== Goal of the exercise ==
Your output must match the data word for word, with every line included.

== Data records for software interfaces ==
• • • • •

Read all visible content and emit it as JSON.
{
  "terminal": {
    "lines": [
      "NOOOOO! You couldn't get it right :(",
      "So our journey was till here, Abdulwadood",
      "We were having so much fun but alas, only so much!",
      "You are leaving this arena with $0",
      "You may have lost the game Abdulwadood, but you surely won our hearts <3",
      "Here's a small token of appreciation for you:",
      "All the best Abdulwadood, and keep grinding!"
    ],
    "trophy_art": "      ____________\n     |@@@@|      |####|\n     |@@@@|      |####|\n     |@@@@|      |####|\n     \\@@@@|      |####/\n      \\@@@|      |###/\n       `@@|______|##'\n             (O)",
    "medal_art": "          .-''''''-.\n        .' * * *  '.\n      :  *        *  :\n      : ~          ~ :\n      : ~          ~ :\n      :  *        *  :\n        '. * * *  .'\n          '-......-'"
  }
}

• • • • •

== Task response ==
Read all visible content and emit it as JSON.
{
  "terminal": {
    "lines": [
      "NOOOOO! You couldn't get it right :(",
      "So our journey was till here, Abdulwadood",
      "We were having so much fun but alas, only so much!",
      "You are leaving this arena with $0",
      "You may have lost the game Abdulwadood, but you surely won our hearts <3",
      "Here's a small token of appreciation for you:",
      "All the best Abdulwadood, and keep grinding!"
    ],
    "trophy_art": "      ____________\n     |@@@@|      |####|\n     |@@@@|      |####|\n     |@@@@|      |####|\n     \\@@@@|      |####/\n      \\@@@|      |###/\n       `@@|______|##'\n             (O)",
    "medal_art": "          .-''''''-.\n        .' * * *  '.\n      :  *        *  :\n      : ~          ~ :\n      : ~          ~ :\n      :  *        *  :\n        '. * * *  .'\n          '-......-'"
  }
}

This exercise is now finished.